Top of Records provided
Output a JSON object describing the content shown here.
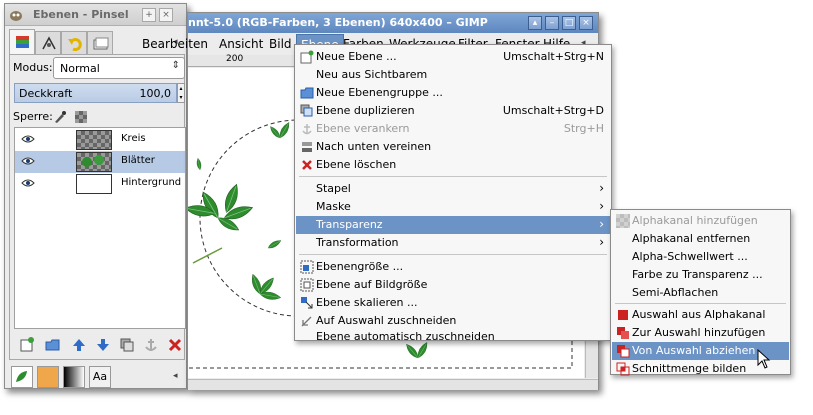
{
  "dock": {
    "title": "Ebenen - Pinsel",
    "mode_label": "Modus:",
    "mode_value": "Normal",
    "opacity_label": "Deckkraft",
    "opacity_value": "100,0",
    "lock_label": "Sperre:",
    "layers": [
      {
        "name": "Kreis",
        "selected": false
      },
      {
        "name": "Blätter",
        "selected": true
      },
      {
        "name": "Hintergrund",
        "selected": false
      }
    ]
  },
  "main": {
    "title": "nnt-5.0 (RGB-Farben, 3 Ebenen) 640x400 – GIMP",
    "menubar": [
      "Bearbeiten",
      "Ansicht",
      "Bild",
      "Ebene",
      "Farben",
      "Werkzeuge",
      "Filter",
      "Fenster",
      "Hilfe"
    ],
    "ruler_mark": "200"
  },
  "layer_menu": {
    "items": [
      {
        "label": "Neue Ebene ...",
        "shortcut": "Umschalt+Strg+N",
        "icon": "new-layer-icon"
      },
      {
        "label": "Neu aus Sichtbarem",
        "shortcut": "",
        "icon": ""
      },
      {
        "label": "Neue Ebenengruppe ...",
        "shortcut": "",
        "icon": "folder-icon"
      },
      {
        "label": "Ebene duplizieren",
        "shortcut": "Umschalt+Strg+D",
        "icon": "duplicate-icon"
      },
      {
        "label": "Ebene verankern",
        "shortcut": "Strg+H",
        "icon": "anchor-icon",
        "disabled": true
      },
      {
        "label": "Nach unten vereinen",
        "shortcut": "",
        "icon": "merge-down-icon"
      },
      {
        "label": "Ebene löschen",
        "shortcut": "",
        "icon": "delete-icon"
      },
      {
        "label": "Stapel",
        "submenu": true
      },
      {
        "label": "Maske",
        "submenu": true
      },
      {
        "label": "Transparenz",
        "submenu": true,
        "highlighted": true
      },
      {
        "label": "Transformation",
        "submenu": true
      },
      {
        "label": "Ebenengröße ...",
        "shortcut": "",
        "icon": "layer-size-icon"
      },
      {
        "label": "Ebene auf Bildgröße",
        "shortcut": "",
        "icon": "layer-to-image-icon"
      },
      {
        "label": "Ebene skalieren ...",
        "shortcut": "",
        "icon": "scale-icon"
      },
      {
        "label": "Auf Auswahl zuschneiden",
        "shortcut": "",
        "icon": "crop-icon"
      },
      {
        "label": "Ebene automatisch zuschneiden",
        "shortcut": "",
        "icon": ""
      }
    ]
  },
  "transparency_menu": {
    "items": [
      {
        "label": "Alphakanal hinzufügen",
        "icon": "add-alpha-icon",
        "disabled": true
      },
      {
        "label": "Alphakanal entfernen",
        "icon": ""
      },
      {
        "label": "Alpha-Schwellwert ...",
        "icon": ""
      },
      {
        "label": "Farbe zu Transparenz ...",
        "icon": ""
      },
      {
        "label": "Semi-Abflachen",
        "icon": ""
      },
      {
        "label": "Auswahl aus Alphakanal",
        "icon": "selection-replace-icon"
      },
      {
        "label": "Zur Auswahl hinzufügen",
        "icon": "selection-add-icon"
      },
      {
        "label": "Von Auswahl abziehen",
        "icon": "selection-subtract-icon",
        "highlighted": true
      },
      {
        "label": "Schnittmenge bilden",
        "icon": "selection-intersect-icon"
      }
    ]
  },
  "colors": {
    "highlight": "#6c93c6",
    "leaf_green": "#2e8b2e",
    "delete_red": "#cc2222"
  }
}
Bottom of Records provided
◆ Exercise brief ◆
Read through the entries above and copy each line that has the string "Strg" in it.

◆ Solution to this exercise ◆
        "shortcut": "Umschalt+Strg+N",
        "shortcut": "Umschalt+Strg+D",
        "shortcut": "Strg+H",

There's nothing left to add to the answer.